MasterCard Heads-up: “WanTID” Dead or Alive
Updated: January 20, 2017 | EMV | Share on Facebook Share on Twitter Share on LinkedIn
by Jerry Lake, Integration Manager
If you accept credit cards for your sales, you or someone at your attraction likely knows what a MID is, the Merchant ID. Simply put, the MID is what identifies your business as unique from the literally millions of other businesses who are also trying to request payment via credit card today. Every time you complete a sale in your system involving a credit card, your point-of-sale (POS) system has sent your MID, along with a number of other key pieces of information to your selected payment processor, such as Chase Paymentech.
Some businesses will use multiple MIDs for reporting purposes. For example, you might use one MID for your front-line ticket sales windows, another MID in your gift shop, and another MID for your eComm.
But are you aware of what a TID is?
TID stands for Terminal ID, and is the way to uniquely identify what the card brands often call the “selling lane.” Terminal IDs are generally provided to you by your payment processor, and then configured within your POS application.
In 2013, MasterCard published a largely ignored specification, entitled “Authorization Data Accuracy Card Acceptor Terminal ID.” Simply put, within a MID, if you have more than one selling lane that can accept credit cards (which applies to the vast majority of merchants), the POS terminal must also send a TID that is unique to that selling lane as part of its authorization request. In 2014, MasterCard strengthened the language from “specification” to “mandate,” although there is no evidence of consequences at that time for non-complying merchants.
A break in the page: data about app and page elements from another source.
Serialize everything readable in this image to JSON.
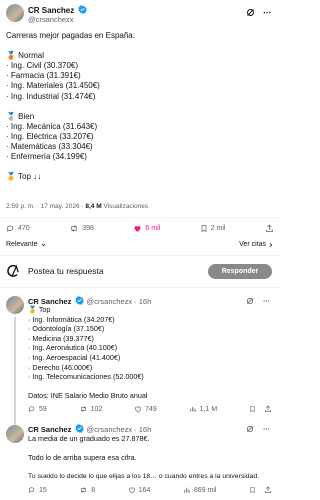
{
  "main_tweet": {
    "display_name": "CR Sanchez",
    "handle": "@crsanchezx",
    "lines": [
      "Carreras mejor pagadas en España:",
      "",
      "🥉 Normal",
      "· Ing. Civil (30.370€)",
      "· Farmacia (31.391€)",
      "· Ing. Materiales (31.450€)",
      "· Ing. Industrial (31.474€)",
      "",
      "🥈 Bien",
      "· Ing. Mecánica (31.643€)",
      "· Ing. Eléctrica (33.207€)",
      "· Matemáticas (33.304€)",
      "· Enfermería (34.199€)",
      "",
      "🥇 Top ↓↓"
    ],
    "timestamp": "2:59 p. m. · 17 may. 2026 · ",
    "views_count": "8,4 M",
    "views_label": "Visualizaciones",
    "stats": {
      "replies": "470",
      "reposts": "398",
      "likes": "6 mil",
      "bookmarks": "2 mil"
    },
    "sort_label": "Relevante",
    "quotes_label": "Ver citas"
  },
  "composer": {
    "placeholder": "Postea tu respuesta",
    "button": "Responder"
  },
  "replies": [
    {
      "display_name": "CR Sanchez",
      "meta": "@crsanchezx · 16h",
      "lines": [
        "🥇 Top",
        "· Ing. Informática (34.207€)",
        "· Odontología (37.150€)",
        "· Medicina (39.377€)",
        "· Ing. Aeronáutica (40.100€)",
        "· Ing. Aeroespacial (41.400€)",
        "· Derecho (46.000€)",
        "· Ing. Telecomunicaciones (52.000€)",
        "",
        "Datos: INE Salario Medio Bruto anual"
      ],
      "stats": {
        "replies": "59",
        "reposts": "102",
        "likes": "749",
        "views": "1,1 M"
      }
    },
    {
      "display_name": "CR Sanchez",
      "meta": "@crsanchezx · 16h",
      "lines": [
        "La media de un graduado es 27.878€.",
        "",
        "Todo lo de arriba supera esa cifra.",
        "",
        "Tu sueldo lo decide lo que elijas a los 18… o cuando entres a la universidad."
      ],
      "stats": {
        "replies": "15",
        "reposts": "8",
        "likes": "164",
        "views": "869 mil"
      }
    }
  ],
  "colors": {
    "like_active": "#f91880",
    "verified": "#1d9bf0",
    "button_bg": "#87898c"
  },
  "icons": [
    "verified-badge-icon",
    "grok-icon",
    "more-icon",
    "reply-icon",
    "repost-icon",
    "like-icon",
    "bookmark-icon",
    "share-icon",
    "views-icon",
    "chevron-down-icon",
    "logo-icon"
  ]
}
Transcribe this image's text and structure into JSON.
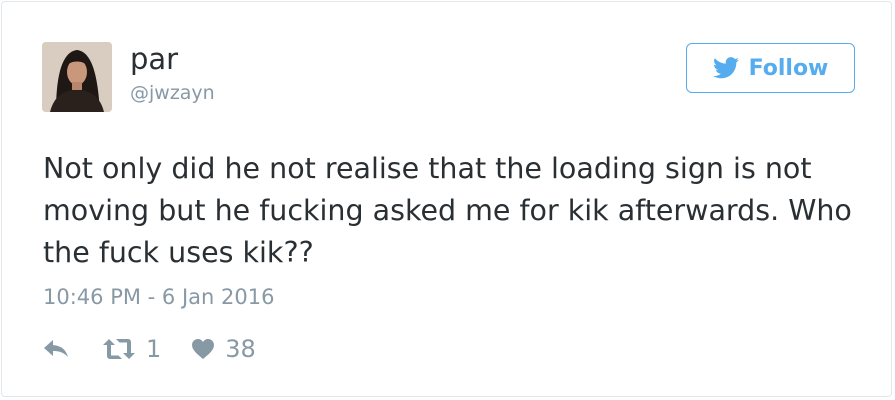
{
  "author": {
    "display_name": "par",
    "handle": "@jwzayn",
    "avatar_icon": "profile-photo"
  },
  "follow_button": {
    "label": "Follow",
    "icon": "twitter-bird-icon"
  },
  "tweet": {
    "text": "Not only did he not realise that the loading sign is not moving but he fucking asked me for kik afterwards. Who the fuck uses kik??",
    "timestamp": "10:46 PM - 6 Jan 2016"
  },
  "actions": {
    "reply_icon": "reply-icon",
    "retweet_icon": "retweet-icon",
    "retweet_count": "1",
    "like_icon": "heart-icon",
    "like_count": "38"
  },
  "colors": {
    "accent": "#55acee",
    "text": "#292f33",
    "muted": "#8899a6",
    "border": "#e1e8ed"
  }
}
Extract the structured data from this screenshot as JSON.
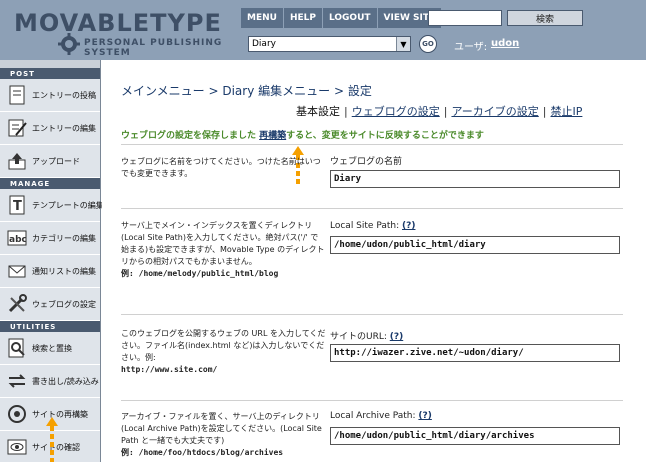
{
  "logo": {
    "title": "MOVABLETYPE",
    "subtitle": "PERSONAL PUBLISHING SYSTEM"
  },
  "topnav": {
    "items": [
      "MENU",
      "HELP",
      "LOGOUT",
      "VIEW SITE"
    ],
    "search_button": "検索",
    "search_value": ""
  },
  "blog_selector": {
    "selected": "Diary",
    "go_label": "GO"
  },
  "user": {
    "label": "ユーザ:",
    "name": "udon"
  },
  "sidebar": {
    "post_heading": "POST",
    "manage_heading": "MANAGE",
    "utilities_heading": "UTILITIES",
    "post_items": [
      {
        "label": "エントリーの投稿",
        "icon": "new-entry-icon"
      },
      {
        "label": "エントリーの編集",
        "icon": "edit-entry-icon"
      },
      {
        "label": "アップロード",
        "icon": "upload-icon"
      }
    ],
    "manage_items": [
      {
        "label": "テンプレートの編集",
        "icon": "template-icon"
      },
      {
        "label": "カテゴリーの編集",
        "icon": "category-icon"
      },
      {
        "label": "通知リストの編集",
        "icon": "notification-icon"
      },
      {
        "label": "ウェブログの設定",
        "icon": "tools-icon"
      }
    ],
    "utility_items": [
      {
        "label": "検索と置換",
        "icon": "search-icon"
      },
      {
        "label": "書き出し/読み込み",
        "icon": "import-export-icon"
      },
      {
        "label": "サイトの再構築",
        "icon": "rebuild-icon"
      },
      {
        "label": "サイトの確認",
        "icon": "view-site-icon"
      }
    ]
  },
  "main": {
    "breadcrumb": {
      "menu": "メインメニュー",
      "sep": " > ",
      "blog": "Diary 編集メニュー",
      "current": "設定"
    },
    "tabs": [
      {
        "label": "基本設定",
        "active": true
      },
      {
        "label": "ウェブログの設定",
        "active": false
      },
      {
        "label": "アーカイブの設定",
        "active": false
      },
      {
        "label": "禁止IP",
        "active": false
      }
    ],
    "notice": {
      "before": "ウェブログの設定を保存しました",
      "link": "再構築",
      "after": "すると、変更をサイトに反映することができます"
    },
    "fields": [
      {
        "desc": "ウェブログに名前をつけてください。つけた名前はいつでも変更できます。",
        "example": "",
        "label": "ウェブログの名前",
        "help": "",
        "value": "Diary"
      },
      {
        "desc": "サーバ上でメイン・インデックスを置くディレクトリ(Local Site Path)を入力してください。絶対パス('/' で始まる)も設定できますが、Movable Type のディレクトリからの相対パスでもかまいません。",
        "example": "例: /home/melody/public_html/blog",
        "label": "Local Site Path:",
        "help": "(?)",
        "value": "/home/udon/public_html/diary"
      },
      {
        "desc": "このウェブログを公開するウェブの URL を入力してください。ファイル名(index.html など)は入力しないでください。例:",
        "example": "http://www.site.com/",
        "label": "サイトのURL:",
        "help": "(?)",
        "value": "http://iwazer.zive.net/~udon/diary/"
      },
      {
        "desc": "アーカイブ・ファイルを置く、サーバ上のディレクトリ(Local Archive Path)を設定してください。(Local Site Path と一緒でも大丈夫です)",
        "example": "例: /home/foo/htdocs/blog/archives",
        "label": "Local Archive Path:",
        "help": "(?)",
        "value": "/home/udon/public_html/diary/archives"
      }
    ]
  },
  "colors": {
    "header_bg": "#8da0b6",
    "sidebar_heading_bg": "#4a5a6f",
    "link": "#1a3a6a",
    "notice": "#4a8a2a",
    "highlight_arrow": "#f5a000"
  }
}
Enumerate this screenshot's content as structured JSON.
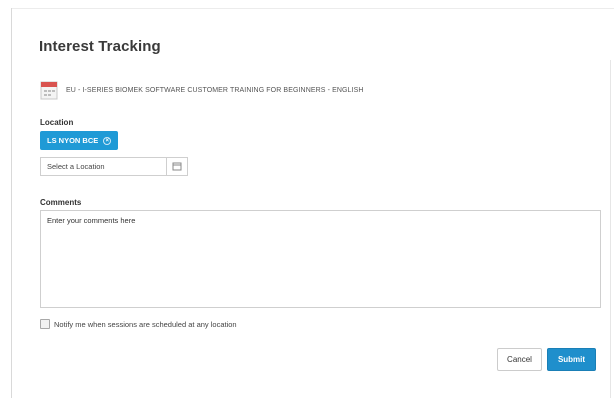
{
  "dialog": {
    "title": "Interest Tracking"
  },
  "course": {
    "icon": "calendar-icon",
    "title": "EU - I-SERIES BIOMEK SOFTWARE CUSTOMER TRAINING FOR BEGINNERS - ENGLISH"
  },
  "location": {
    "label": "Location",
    "selected_chip": "LS NYON BCE",
    "chip_remove_icon": "remove-circle-icon",
    "select_placeholder": "Select a Location",
    "picker_icon": "picker-icon"
  },
  "comments": {
    "label": "Comments",
    "placeholder": "Enter your comments here",
    "value": ""
  },
  "notify": {
    "label": "Notify me when sessions are scheduled at any location",
    "checked": false
  },
  "actions": {
    "cancel_label": "Cancel",
    "submit_label": "Submit"
  },
  "colors": {
    "accent": "#1f9ad6",
    "submit": "#1f8fcc"
  }
}
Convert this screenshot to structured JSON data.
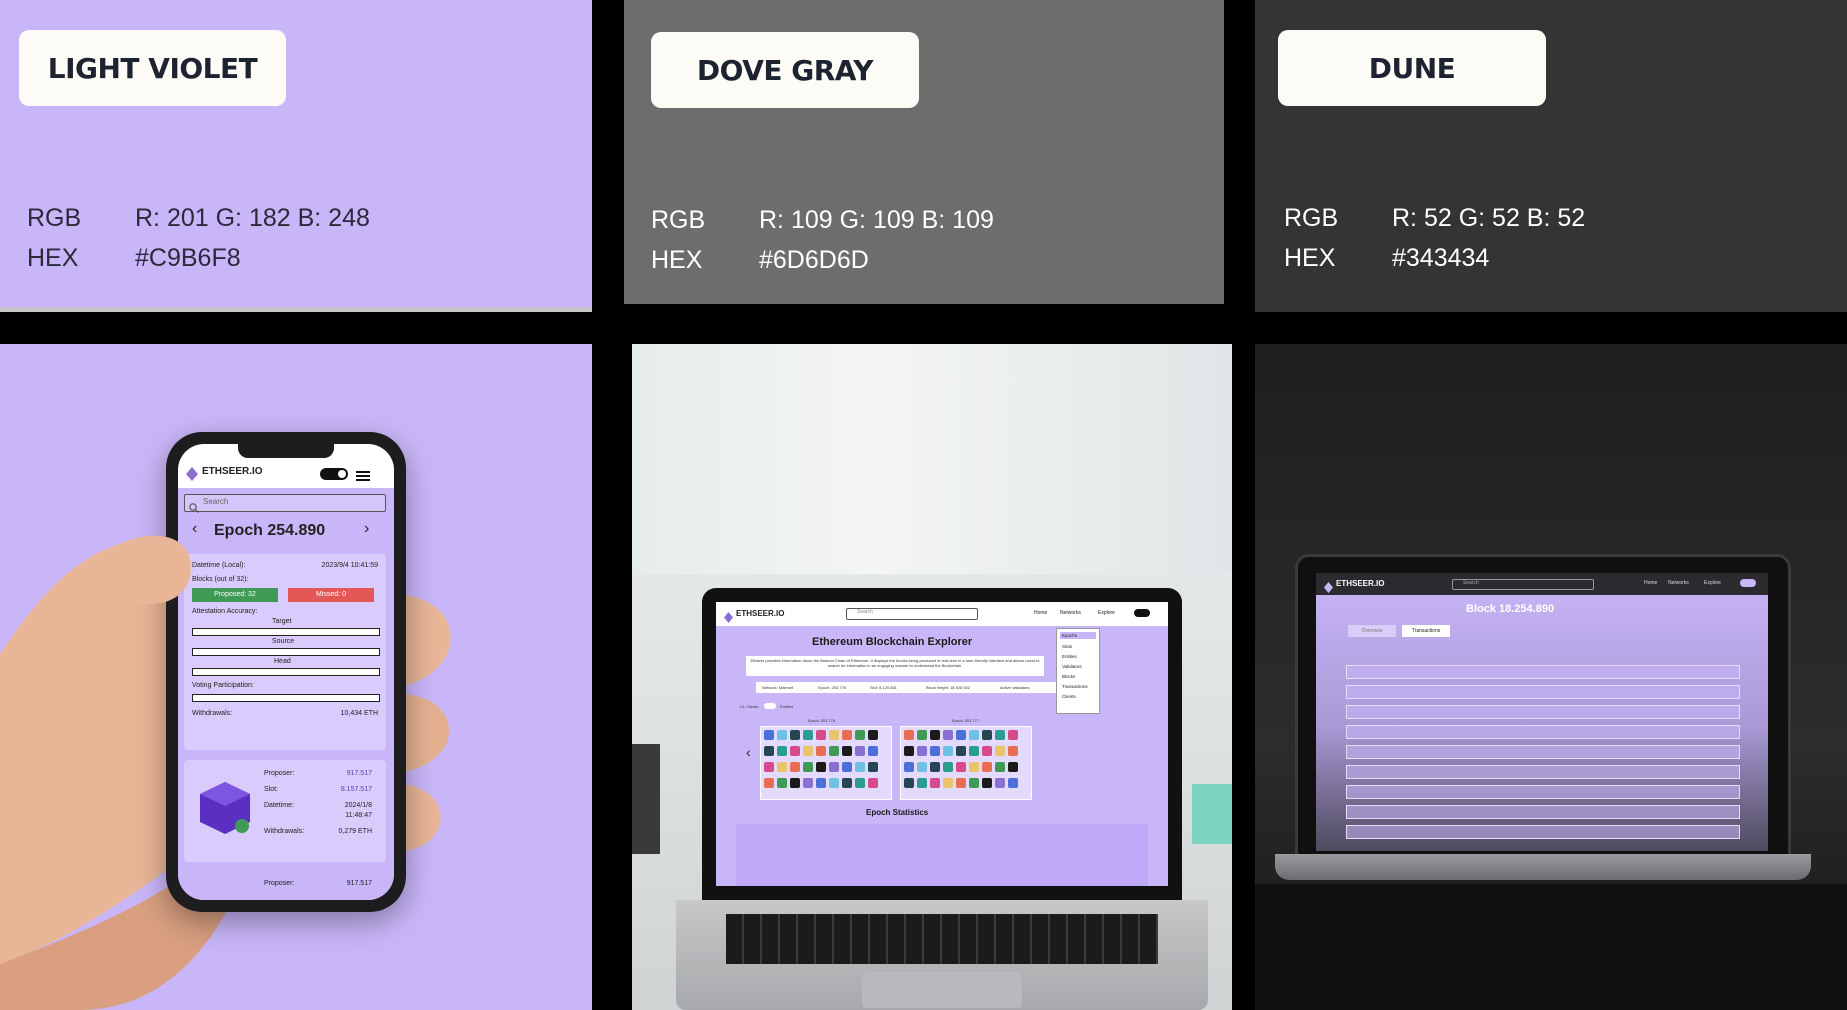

Fast forward to today, and MasterCard has indicated it may start fining non-complying merchants, although the details of those fines are not known.
Pre-EMV, MID and TID configuration was generally done within your POS configuration. Ahead of the mandate, many POS systems already had the ability to pass the TID and MID. However, with the MasterCard mandate, several of the payment providers changed the way the POS system needs to pass the TIDs. You’ll want to check with your POS system provider to ensure your POS is passing those values by current standards.
With many EMV solutions, prior to obtaining your EMV terminals, you should have been provided TIDs from your payment processor, and the MID and unique TID are burned into each terminal as part of the configuration of that device before it was shipped to you, so you likely do not need to do anything.